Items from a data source

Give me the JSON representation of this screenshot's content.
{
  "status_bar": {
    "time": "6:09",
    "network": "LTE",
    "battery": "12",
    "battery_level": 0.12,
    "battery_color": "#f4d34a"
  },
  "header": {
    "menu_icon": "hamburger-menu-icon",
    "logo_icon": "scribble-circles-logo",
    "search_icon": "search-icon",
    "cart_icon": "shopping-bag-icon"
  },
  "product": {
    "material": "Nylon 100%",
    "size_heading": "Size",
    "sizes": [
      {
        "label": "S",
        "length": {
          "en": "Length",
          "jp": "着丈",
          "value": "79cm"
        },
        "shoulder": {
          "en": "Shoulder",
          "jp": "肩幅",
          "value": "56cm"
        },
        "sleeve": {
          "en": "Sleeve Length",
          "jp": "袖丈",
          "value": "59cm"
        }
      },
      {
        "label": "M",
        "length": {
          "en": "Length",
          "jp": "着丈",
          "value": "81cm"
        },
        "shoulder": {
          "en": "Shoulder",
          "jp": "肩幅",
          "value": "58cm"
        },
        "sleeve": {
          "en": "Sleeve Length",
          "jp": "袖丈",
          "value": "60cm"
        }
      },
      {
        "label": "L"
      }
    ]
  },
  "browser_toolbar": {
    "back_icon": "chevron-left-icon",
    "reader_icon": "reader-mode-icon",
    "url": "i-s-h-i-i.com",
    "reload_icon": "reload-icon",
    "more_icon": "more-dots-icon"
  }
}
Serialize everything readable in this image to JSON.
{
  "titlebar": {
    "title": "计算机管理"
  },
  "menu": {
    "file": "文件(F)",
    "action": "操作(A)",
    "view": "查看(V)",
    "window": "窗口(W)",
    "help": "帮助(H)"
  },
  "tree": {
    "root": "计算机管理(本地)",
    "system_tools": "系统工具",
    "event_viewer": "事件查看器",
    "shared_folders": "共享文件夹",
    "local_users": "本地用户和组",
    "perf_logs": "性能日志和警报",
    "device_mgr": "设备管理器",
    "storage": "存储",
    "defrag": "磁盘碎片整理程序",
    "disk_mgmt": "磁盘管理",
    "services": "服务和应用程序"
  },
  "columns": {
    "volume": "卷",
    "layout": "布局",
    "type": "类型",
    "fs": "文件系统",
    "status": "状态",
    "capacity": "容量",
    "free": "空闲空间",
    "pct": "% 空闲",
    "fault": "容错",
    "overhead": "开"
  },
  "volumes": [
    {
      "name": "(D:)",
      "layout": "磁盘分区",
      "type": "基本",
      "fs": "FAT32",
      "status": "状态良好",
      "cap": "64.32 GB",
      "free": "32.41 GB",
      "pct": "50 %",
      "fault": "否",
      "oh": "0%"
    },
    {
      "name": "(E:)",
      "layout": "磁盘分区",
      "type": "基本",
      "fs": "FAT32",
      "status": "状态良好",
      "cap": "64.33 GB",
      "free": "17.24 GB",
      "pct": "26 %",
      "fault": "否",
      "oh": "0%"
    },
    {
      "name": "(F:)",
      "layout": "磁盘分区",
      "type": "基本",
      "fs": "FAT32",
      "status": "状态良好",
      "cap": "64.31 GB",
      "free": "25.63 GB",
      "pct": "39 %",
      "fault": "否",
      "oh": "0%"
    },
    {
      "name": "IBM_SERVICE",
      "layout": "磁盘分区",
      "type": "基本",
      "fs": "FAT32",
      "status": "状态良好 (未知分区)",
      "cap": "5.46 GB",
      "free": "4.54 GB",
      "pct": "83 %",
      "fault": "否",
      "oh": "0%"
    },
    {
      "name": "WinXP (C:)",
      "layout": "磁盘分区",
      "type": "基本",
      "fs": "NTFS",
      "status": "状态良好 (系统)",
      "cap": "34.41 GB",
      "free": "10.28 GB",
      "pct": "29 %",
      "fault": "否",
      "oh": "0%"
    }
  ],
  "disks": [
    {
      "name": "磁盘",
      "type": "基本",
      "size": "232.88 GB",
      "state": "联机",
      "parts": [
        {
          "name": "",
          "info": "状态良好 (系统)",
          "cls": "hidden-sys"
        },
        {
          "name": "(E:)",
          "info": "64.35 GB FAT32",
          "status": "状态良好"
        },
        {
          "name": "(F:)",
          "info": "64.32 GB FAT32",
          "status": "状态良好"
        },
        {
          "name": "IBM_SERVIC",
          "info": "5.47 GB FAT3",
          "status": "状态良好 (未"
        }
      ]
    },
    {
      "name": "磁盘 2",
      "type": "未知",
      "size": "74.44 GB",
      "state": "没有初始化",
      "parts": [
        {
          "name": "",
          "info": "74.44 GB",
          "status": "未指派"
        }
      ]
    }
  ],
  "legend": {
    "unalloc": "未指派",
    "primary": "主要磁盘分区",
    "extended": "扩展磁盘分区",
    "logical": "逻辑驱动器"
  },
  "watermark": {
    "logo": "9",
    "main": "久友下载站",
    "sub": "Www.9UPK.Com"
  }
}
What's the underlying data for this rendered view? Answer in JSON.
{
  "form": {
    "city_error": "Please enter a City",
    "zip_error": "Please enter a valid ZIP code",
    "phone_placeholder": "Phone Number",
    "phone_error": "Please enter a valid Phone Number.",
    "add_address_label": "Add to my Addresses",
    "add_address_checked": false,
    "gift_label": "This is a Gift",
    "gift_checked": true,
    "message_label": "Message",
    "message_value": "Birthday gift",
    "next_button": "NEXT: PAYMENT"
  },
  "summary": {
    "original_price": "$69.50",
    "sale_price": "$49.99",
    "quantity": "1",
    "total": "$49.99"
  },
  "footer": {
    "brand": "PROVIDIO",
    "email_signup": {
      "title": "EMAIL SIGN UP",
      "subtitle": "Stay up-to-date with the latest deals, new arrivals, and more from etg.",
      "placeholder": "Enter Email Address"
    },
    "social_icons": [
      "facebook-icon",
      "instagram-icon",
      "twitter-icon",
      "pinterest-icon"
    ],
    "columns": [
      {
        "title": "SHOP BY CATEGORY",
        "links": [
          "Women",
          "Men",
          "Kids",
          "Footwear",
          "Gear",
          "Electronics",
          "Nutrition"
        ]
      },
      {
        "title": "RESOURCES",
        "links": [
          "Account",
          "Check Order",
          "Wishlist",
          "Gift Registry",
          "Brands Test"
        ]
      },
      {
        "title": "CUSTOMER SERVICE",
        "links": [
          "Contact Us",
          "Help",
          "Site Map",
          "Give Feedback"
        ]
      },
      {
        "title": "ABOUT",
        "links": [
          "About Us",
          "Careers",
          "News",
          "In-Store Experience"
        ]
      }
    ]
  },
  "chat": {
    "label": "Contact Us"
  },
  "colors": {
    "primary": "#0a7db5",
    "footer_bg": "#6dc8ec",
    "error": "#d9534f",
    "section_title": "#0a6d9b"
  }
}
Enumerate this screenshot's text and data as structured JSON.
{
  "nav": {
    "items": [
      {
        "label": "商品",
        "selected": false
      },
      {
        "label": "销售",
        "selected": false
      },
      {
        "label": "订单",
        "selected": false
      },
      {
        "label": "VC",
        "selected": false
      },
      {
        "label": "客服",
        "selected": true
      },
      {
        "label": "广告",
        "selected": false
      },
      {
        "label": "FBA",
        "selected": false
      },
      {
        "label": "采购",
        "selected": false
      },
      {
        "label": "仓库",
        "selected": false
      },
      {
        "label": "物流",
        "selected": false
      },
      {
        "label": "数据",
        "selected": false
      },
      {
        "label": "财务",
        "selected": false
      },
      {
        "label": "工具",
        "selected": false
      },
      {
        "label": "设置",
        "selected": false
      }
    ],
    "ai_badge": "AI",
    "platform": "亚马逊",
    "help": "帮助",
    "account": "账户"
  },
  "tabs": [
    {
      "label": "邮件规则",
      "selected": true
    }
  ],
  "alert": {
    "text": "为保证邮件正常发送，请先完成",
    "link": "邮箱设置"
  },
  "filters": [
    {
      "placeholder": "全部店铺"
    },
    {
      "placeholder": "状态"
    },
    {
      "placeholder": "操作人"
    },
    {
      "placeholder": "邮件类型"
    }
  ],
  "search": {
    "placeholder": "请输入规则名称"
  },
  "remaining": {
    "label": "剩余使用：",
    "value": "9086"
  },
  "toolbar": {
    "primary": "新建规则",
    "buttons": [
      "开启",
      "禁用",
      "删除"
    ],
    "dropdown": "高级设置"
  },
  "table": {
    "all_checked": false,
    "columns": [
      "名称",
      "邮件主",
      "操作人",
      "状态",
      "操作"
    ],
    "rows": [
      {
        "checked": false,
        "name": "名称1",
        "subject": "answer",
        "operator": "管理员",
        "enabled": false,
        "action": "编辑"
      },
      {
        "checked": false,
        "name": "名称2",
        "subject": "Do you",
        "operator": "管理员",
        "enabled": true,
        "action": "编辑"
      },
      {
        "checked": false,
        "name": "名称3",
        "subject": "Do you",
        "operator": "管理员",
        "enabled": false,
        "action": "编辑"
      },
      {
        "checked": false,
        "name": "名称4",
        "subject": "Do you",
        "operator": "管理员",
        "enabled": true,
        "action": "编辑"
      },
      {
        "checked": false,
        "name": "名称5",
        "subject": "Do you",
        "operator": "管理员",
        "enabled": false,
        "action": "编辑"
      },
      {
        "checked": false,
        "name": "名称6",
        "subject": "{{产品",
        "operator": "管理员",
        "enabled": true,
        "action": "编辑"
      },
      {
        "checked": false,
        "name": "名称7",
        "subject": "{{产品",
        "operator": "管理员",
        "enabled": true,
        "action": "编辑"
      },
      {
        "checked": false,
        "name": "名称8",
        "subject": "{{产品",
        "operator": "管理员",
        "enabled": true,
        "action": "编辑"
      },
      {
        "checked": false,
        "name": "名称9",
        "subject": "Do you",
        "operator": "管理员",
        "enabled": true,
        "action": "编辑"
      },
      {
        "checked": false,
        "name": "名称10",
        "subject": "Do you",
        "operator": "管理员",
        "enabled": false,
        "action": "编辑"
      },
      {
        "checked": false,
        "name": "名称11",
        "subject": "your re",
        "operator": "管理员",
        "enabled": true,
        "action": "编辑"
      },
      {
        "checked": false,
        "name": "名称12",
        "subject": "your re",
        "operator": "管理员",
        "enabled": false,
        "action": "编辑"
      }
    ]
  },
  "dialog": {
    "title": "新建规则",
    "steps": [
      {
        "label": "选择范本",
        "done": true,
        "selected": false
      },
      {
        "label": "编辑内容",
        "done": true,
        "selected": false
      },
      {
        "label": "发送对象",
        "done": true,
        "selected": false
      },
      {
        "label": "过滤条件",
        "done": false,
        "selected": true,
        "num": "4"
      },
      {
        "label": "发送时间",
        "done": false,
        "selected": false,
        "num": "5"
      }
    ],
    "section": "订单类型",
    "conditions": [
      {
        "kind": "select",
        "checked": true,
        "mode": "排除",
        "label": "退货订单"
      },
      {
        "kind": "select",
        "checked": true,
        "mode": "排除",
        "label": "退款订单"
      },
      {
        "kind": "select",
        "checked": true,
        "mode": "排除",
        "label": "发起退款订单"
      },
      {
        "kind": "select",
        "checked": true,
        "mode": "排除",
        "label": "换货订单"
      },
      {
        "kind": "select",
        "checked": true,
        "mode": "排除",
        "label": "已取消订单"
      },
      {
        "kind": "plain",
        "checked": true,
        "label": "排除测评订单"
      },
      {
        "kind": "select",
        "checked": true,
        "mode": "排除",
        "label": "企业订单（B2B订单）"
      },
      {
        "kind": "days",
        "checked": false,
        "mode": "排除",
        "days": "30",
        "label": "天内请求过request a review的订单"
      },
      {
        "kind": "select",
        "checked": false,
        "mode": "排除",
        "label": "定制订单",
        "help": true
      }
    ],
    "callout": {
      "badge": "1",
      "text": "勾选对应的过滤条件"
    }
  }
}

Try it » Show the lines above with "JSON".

Reply to the exercise »
Give me the JSON representation of this screenshot's content.
Serialize everything readable in this image to JSON.
What's the underlying data for this rendered view? Answer in JSON.
Enumerate this screenshot's text and data as structured JSON.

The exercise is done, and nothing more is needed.